  • Angelina Jolie is Maleficent in Disney’s

    'Maleficent: Mistress of Evil' Rules International Box Office With $117 Million

    Though Disney’s “Maleficent: Mistress of Evil” stumbled at the domestic box office, the Angelina Jolie-led sequel enjoyed a far stronger start overseas. The follow-up to 2014’s fantasy adventure inspired by the “Sleeping Beauty” villain took off with $117 million from 56 international markets. In North America, “Maleficent: Mistress of Evil” debuted with a meager $36 [...]

  • Angelina Jolie is Maleficent in Disney’s

    Box Office: 'Maleficent: Mistress of Evil' Dominates With Soft $36 Million

    Five years after Angelina Jolie’s “Maleficent” cast a spell over the box office, the villainous enchantress has returned to the top of domestic charts. Disney’s “Maleficent: Mistress of Evil,” a sequel to 2014’s fantasy adventure based on the “Sleeping Beauty” sorceress, flew lower than the original and debuted to a disappointing $36 million from 2,790 [...]

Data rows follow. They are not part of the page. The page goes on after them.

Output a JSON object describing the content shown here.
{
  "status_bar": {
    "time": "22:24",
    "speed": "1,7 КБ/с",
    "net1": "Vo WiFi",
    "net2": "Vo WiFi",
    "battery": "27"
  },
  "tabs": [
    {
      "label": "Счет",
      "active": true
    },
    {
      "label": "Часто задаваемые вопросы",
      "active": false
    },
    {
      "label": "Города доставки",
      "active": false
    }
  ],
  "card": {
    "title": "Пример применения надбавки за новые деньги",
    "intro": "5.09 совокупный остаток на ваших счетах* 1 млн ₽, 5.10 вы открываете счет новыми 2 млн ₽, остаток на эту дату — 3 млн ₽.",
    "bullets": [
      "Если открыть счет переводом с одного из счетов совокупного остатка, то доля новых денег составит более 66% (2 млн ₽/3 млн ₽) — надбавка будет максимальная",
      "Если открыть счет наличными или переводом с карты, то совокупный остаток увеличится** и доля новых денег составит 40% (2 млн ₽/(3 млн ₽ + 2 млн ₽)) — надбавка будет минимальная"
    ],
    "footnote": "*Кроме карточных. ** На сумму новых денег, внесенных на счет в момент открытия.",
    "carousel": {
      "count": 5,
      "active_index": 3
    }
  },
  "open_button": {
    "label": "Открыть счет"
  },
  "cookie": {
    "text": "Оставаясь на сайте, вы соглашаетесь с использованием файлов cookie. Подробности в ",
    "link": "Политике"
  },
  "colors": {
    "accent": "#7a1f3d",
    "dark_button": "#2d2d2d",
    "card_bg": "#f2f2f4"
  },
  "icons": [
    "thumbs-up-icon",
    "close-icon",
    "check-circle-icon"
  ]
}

  • MIA Wrap

    Rome MIA Market Wraps With Stronger U.S. Presence, Boosts Italy's Industry Standing

    Rome’s MIA market for TV series, feature films and documentaries wrapped positively Sunday with organizers boasting a bump in attendance just as some 2,500 executives departed in an upbeat mood after four days of dealmaking and presentations of mostly European fresh product, which elevated Italy’s global standing in the industry, especially within the TV sector. [...]

  • Film Republic Adds Further Sales for

    Film Republic Inks Further Deals for 'God of the Piano' (EXCLUSIVE)

    Sales agent Film Republic has closed further territory sales on “God of the Piano.” Film Movement previously picked up North American rights to the film, as reported exclusively by Variety. Mont Blanc Cinema has taken the rights for Argentina, Chile, Uruguay and Paraguay. Limelight Distribution is looking after the Australian and New Zealand releases, Hualu [...]

More From Our Brands

Access exclusive content